▶ **Information**
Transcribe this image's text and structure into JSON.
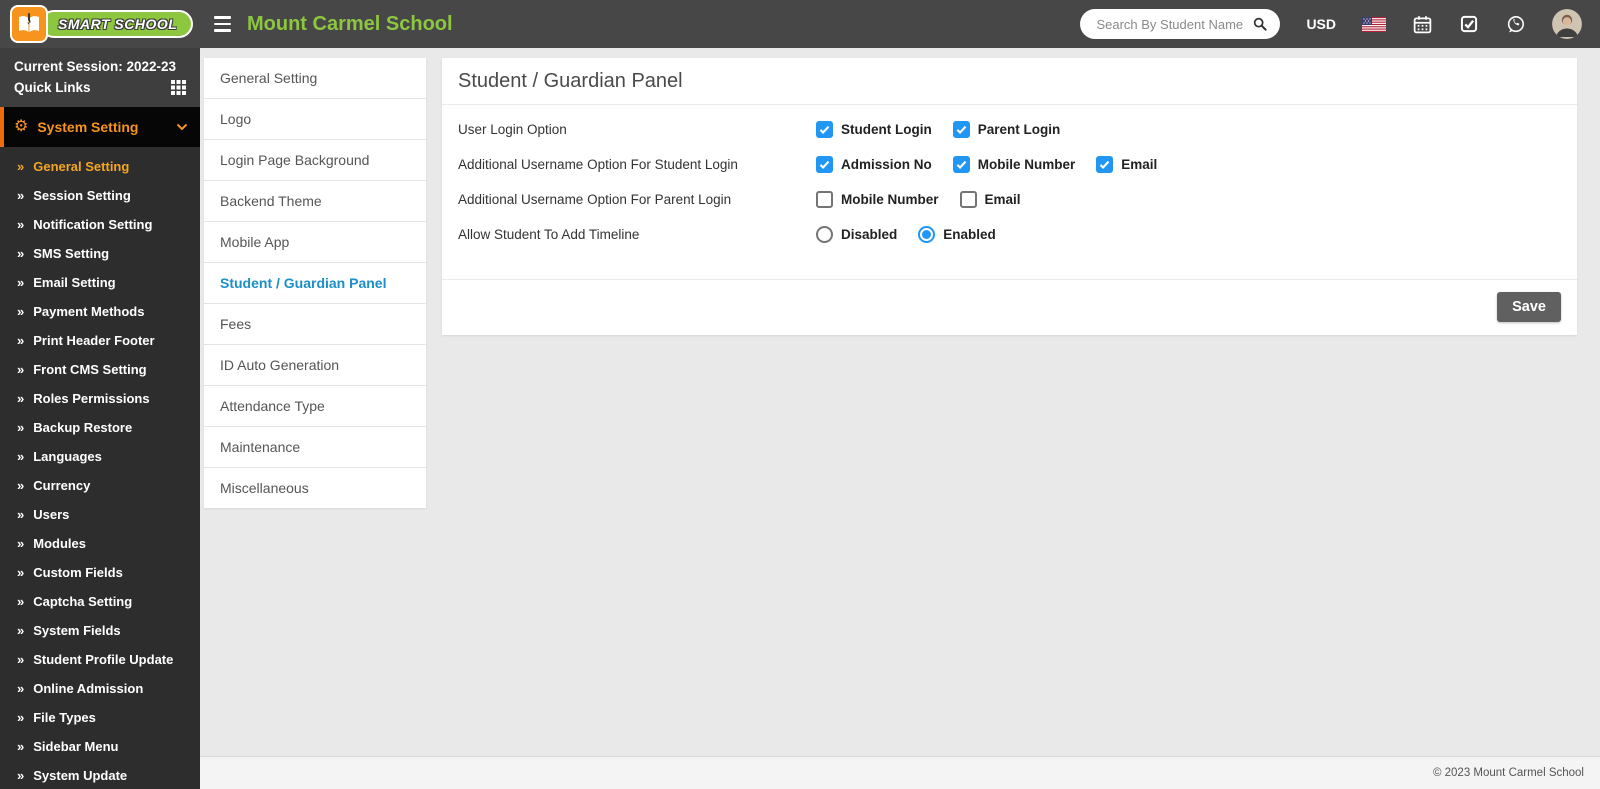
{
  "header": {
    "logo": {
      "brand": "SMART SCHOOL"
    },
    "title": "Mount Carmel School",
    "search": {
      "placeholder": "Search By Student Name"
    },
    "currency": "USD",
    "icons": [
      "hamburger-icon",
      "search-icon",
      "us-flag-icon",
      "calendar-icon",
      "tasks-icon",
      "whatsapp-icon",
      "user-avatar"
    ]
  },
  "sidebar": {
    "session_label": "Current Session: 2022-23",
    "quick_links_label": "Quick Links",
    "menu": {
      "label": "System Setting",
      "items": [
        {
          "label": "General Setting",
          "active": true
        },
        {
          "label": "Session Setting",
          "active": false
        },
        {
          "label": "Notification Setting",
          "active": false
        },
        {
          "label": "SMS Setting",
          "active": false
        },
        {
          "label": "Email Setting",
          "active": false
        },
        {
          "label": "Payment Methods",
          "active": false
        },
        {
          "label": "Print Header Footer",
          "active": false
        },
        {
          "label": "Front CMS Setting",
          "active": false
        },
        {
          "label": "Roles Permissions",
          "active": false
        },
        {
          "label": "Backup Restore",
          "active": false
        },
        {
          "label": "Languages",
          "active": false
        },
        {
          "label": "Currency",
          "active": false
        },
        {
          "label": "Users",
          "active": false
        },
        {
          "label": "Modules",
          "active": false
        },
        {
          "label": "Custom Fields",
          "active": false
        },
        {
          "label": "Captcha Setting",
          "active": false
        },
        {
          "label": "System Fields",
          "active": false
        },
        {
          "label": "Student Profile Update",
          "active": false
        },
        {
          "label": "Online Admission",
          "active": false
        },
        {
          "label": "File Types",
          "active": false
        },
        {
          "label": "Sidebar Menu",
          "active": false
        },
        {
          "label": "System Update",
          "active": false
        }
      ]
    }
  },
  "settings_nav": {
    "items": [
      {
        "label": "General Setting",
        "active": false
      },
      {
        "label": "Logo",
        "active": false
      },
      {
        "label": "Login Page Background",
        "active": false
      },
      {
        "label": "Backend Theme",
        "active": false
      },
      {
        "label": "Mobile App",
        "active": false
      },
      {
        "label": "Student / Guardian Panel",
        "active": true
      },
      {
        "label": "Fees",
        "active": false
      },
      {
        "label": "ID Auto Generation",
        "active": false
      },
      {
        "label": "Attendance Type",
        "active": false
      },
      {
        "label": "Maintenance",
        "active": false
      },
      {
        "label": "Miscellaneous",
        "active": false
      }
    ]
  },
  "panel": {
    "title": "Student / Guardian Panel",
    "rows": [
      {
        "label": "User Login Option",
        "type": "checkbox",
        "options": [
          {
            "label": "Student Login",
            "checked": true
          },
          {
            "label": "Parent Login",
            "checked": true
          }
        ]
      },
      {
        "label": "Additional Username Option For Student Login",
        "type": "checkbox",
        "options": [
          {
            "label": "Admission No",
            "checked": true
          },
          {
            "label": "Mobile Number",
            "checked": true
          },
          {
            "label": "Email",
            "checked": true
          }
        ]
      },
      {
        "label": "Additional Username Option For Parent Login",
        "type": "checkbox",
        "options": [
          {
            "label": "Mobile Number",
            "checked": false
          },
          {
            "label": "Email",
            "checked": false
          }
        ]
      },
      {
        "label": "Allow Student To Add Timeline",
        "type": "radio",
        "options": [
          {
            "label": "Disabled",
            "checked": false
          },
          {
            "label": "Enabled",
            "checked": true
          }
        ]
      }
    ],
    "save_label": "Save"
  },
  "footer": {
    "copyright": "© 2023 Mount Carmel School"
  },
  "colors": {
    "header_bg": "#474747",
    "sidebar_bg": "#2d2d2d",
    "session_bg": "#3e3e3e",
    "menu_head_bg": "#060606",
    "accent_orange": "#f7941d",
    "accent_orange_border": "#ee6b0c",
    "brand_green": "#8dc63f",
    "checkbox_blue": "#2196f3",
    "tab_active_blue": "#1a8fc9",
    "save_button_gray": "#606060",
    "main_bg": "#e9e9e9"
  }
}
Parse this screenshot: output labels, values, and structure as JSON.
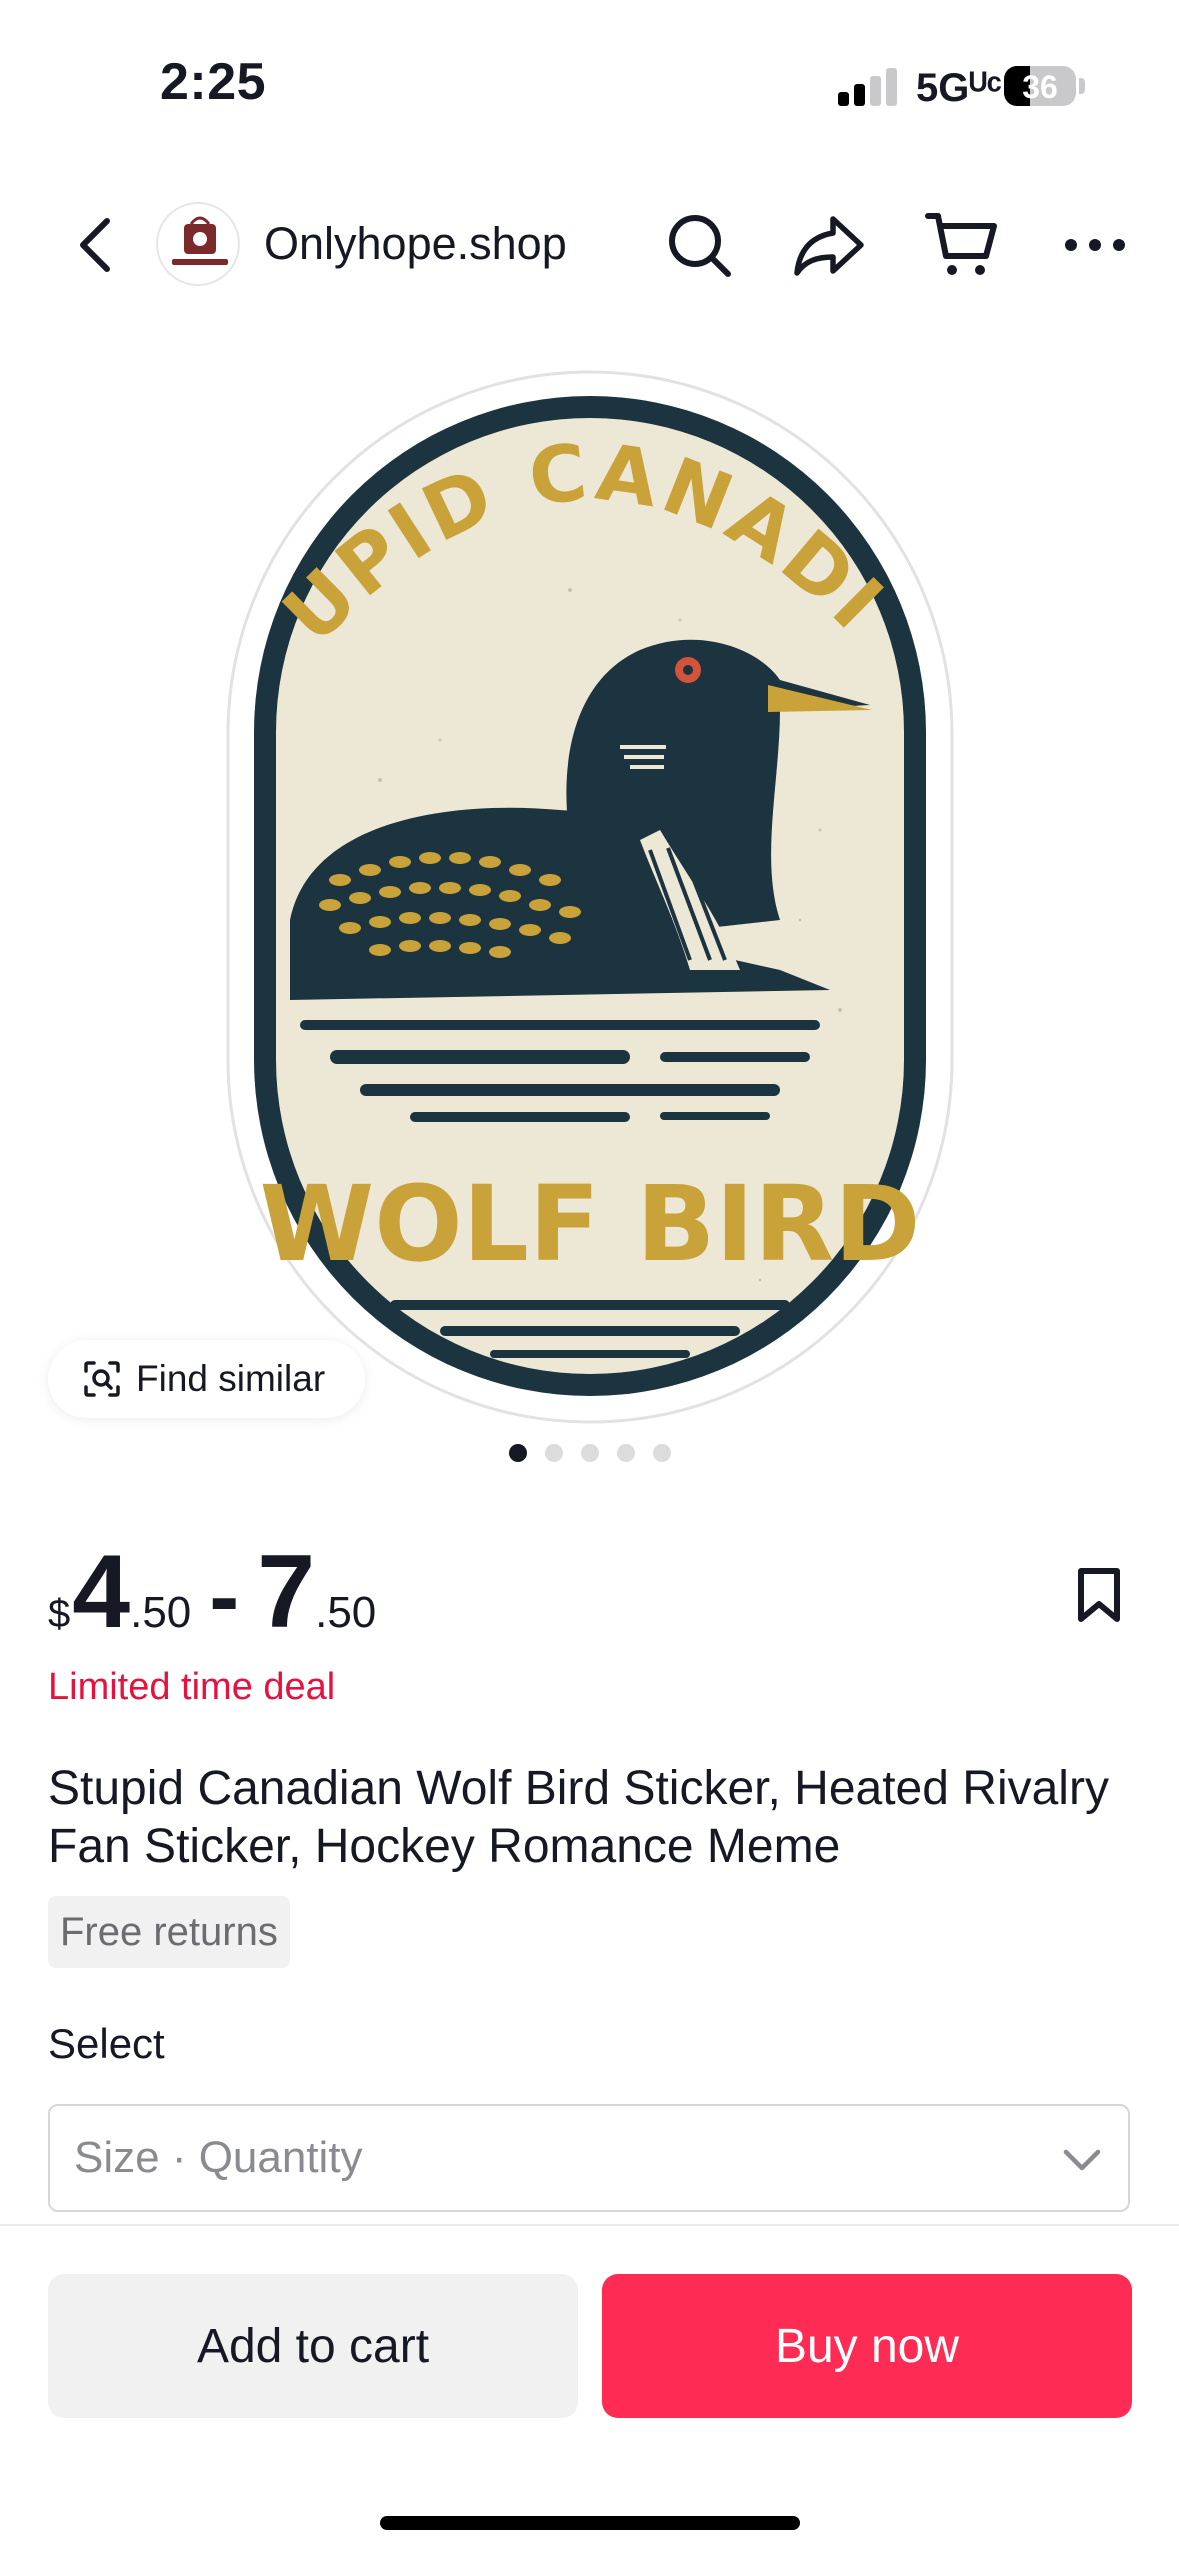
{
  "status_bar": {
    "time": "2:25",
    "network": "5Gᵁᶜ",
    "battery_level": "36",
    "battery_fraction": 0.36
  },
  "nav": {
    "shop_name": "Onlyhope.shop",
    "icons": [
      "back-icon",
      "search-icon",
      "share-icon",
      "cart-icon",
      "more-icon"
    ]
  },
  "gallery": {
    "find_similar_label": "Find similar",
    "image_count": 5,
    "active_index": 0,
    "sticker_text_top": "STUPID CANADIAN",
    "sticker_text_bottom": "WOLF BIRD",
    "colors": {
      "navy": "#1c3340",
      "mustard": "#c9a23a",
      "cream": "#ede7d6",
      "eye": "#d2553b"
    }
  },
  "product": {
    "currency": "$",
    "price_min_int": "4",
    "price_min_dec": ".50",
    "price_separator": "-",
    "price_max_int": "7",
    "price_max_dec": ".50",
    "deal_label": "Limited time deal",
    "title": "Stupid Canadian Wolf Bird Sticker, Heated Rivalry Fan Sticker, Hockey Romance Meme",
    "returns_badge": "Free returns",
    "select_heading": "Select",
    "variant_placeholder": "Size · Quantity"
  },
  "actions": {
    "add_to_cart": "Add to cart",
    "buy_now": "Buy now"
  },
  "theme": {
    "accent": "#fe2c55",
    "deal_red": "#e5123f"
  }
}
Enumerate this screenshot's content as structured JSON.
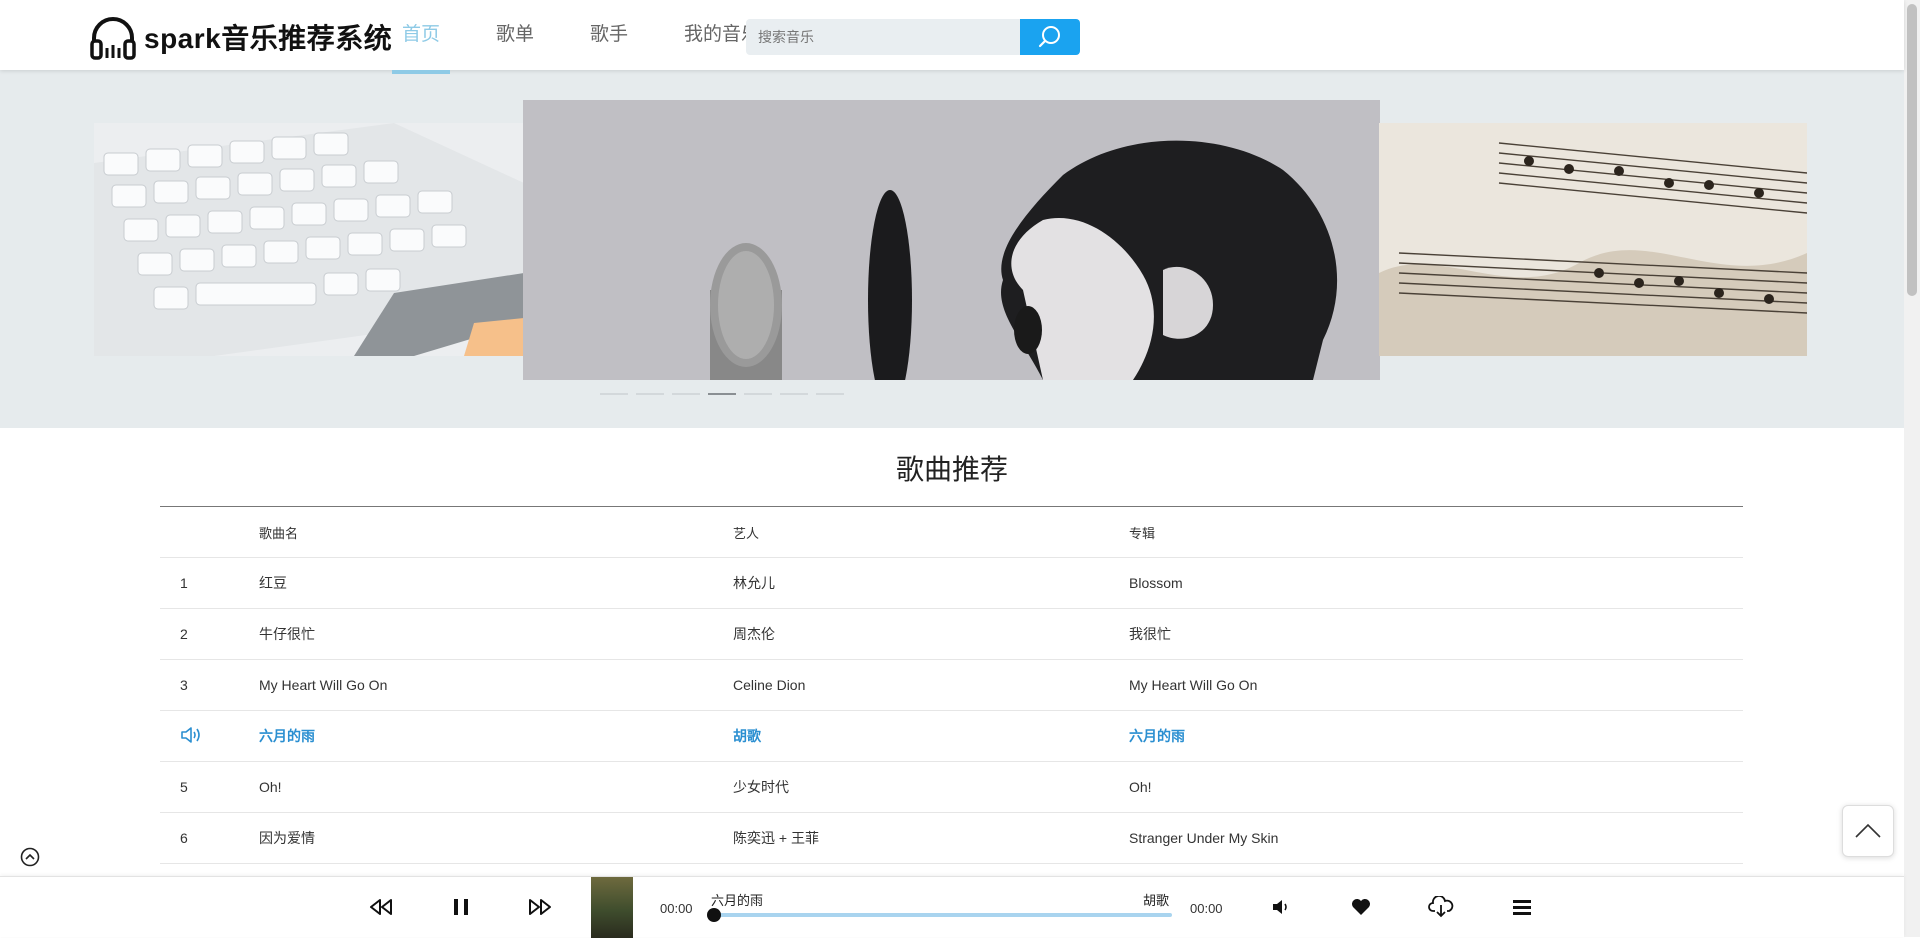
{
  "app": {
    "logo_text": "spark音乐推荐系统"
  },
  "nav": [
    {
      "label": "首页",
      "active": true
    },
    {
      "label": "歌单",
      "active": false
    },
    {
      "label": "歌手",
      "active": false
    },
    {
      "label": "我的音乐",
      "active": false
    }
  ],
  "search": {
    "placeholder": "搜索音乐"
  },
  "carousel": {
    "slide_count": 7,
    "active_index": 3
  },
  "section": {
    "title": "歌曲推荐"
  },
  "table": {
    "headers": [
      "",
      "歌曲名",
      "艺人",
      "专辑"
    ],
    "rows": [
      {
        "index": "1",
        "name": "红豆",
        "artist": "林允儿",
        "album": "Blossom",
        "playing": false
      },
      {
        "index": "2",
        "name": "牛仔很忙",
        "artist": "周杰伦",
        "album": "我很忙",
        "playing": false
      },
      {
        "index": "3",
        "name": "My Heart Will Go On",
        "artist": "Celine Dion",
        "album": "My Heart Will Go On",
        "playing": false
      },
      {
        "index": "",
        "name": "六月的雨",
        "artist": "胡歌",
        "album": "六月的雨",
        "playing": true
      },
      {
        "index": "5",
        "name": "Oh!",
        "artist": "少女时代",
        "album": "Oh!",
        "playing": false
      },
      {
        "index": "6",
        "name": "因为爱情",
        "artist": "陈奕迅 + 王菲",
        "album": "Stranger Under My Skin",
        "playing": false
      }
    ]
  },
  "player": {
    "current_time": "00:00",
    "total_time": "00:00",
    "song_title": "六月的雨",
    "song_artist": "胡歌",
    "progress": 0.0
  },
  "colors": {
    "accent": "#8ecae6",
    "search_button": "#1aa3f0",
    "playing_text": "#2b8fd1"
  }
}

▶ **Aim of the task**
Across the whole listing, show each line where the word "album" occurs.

▶ **Solution to the problem**
        "album": "Blossom",
        "album": "我很忙",
        "album": "My Heart Will Go On",
        "album": "六月的雨",
        "album": "Oh!",
        "album": "Stranger Under My Skin",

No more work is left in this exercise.